Records for this task section start

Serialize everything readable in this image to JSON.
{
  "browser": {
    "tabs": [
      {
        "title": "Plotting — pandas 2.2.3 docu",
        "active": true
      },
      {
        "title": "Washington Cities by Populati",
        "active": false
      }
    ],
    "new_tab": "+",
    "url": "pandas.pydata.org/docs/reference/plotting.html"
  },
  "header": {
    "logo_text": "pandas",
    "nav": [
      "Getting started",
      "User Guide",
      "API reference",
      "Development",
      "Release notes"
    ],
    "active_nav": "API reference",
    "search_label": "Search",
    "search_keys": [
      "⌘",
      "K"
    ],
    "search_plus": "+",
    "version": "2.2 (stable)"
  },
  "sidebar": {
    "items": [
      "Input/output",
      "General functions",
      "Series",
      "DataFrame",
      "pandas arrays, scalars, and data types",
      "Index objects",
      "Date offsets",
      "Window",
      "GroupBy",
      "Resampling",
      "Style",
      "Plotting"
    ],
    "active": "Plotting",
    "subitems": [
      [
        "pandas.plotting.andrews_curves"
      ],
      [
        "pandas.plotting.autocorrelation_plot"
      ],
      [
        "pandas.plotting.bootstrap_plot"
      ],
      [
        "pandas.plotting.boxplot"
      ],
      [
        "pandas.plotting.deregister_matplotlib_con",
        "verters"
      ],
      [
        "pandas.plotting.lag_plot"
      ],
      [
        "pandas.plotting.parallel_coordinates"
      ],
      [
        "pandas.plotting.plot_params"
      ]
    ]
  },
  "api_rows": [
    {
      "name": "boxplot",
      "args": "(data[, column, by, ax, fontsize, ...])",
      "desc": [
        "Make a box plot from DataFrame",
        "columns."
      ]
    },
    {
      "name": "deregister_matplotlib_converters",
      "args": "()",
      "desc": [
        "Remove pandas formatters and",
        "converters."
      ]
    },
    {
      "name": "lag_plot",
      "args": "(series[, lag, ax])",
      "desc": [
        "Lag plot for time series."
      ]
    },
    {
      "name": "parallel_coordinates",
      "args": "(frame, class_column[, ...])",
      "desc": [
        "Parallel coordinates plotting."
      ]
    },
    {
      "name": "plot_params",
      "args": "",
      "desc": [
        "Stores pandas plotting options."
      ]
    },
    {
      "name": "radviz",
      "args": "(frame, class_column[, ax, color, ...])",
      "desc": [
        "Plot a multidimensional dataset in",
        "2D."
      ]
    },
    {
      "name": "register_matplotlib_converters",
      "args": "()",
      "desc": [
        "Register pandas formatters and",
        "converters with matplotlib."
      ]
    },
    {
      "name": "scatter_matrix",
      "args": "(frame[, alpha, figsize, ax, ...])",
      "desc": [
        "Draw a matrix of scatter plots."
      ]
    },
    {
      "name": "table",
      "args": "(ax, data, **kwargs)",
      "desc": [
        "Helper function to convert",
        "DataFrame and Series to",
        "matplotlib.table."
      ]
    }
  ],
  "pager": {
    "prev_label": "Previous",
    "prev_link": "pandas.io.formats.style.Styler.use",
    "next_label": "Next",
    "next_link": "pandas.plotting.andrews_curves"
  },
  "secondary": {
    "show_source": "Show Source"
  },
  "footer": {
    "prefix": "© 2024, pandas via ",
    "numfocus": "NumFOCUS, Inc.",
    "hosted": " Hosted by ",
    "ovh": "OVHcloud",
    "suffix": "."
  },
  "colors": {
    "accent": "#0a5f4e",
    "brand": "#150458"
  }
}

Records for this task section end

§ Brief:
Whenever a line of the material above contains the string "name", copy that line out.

§ Response to the exercise:
      "name": "boxplot",
      "name": "deregister_matplotlib_converters",
      "name": "lag_plot",
      "name": "parallel_coordinates",
      "name": "plot_params",
      "name": "radviz",
      "name": "register_matplotlib_converters",
      "name": "scatter_matrix",
      "name": "table",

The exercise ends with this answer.